Listed renewable energy developer Tilt Renewables says it has signed up retailing giant Aldi Foods to take some of the output of its newly commissioned Dundonnell wind farm, and reports that its major South Australia wind farm suffered less curtailment in the March quarter, despite the two week separation of the state’s grid, but was forced to dodge negative pricing events.
Tilt described the 10-year power purchase agreement with Aldi – for around 6 per cent of the output of the 336MW Dundonnell wind farm – as its first corporate PPA – that is with a corporate end-user rather than a government entity or retailer.
Tilt had previously signed a “support agreement” with the Victoria state government as part of the Victoria Renewable Energy Auction scheme, as well as a long‐term PPA with Snowy Hydro. The deal with Aldi takes the percentage of output under contract to 93 per cent.
“This 10‐year PPA is the result of a competitive process and our success in that process clearly demonstrates the quality of the Dundonnell project and the capability of the Tilt Renewables team,” Tilt chief executive Deion Campbell said in a statement.
“We are excited to have established our first corporate PPA with a partner as iconic as Aldi. This PPA provides further revenue certainty from the project,” which began production earlier this month (March 11) and is expected to reach full production in the third quarter of 2020.
Aldi’s deal with Dundonnell take effect from the beginning of 2021, and follows the recent announcement that it has signed up for a 10-year PPA to take 19.40 per cent of the output of Ratch Australia’s 225MW Collector wind farm in NSW, also from early next year.
Tilt, meanwhile, reported an eight per cent lift in production from its Australian wind farms – mostly the Snowtown 1 project in South Australia and the Salt Creek wind farm in Victoria, excluding the recently sold Snowtown 2 project – and a smaller rise in New Zealand.
Tilt said that curtailment at Snowtown due to the South Australian (SA) System Strength constraint – imposed as a result of the state grid being “islanded” for more than two weeks in February after the major transmission line from Victoria was torn down in a storm – was lower than in previous quarters, estimated at 1.3 GWh for Snowtown 1.

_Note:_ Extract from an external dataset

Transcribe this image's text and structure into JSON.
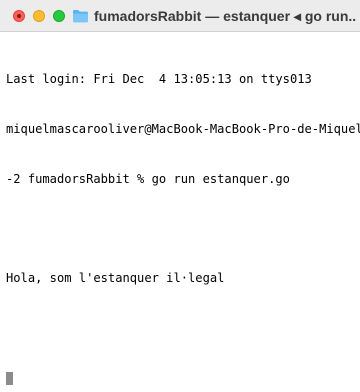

However, the company said that strategic bidding to avoid negative energy prices and extreme ancillary services charges resulted in reduced production from that wind farm. It did not break down the numbers for the individual projects.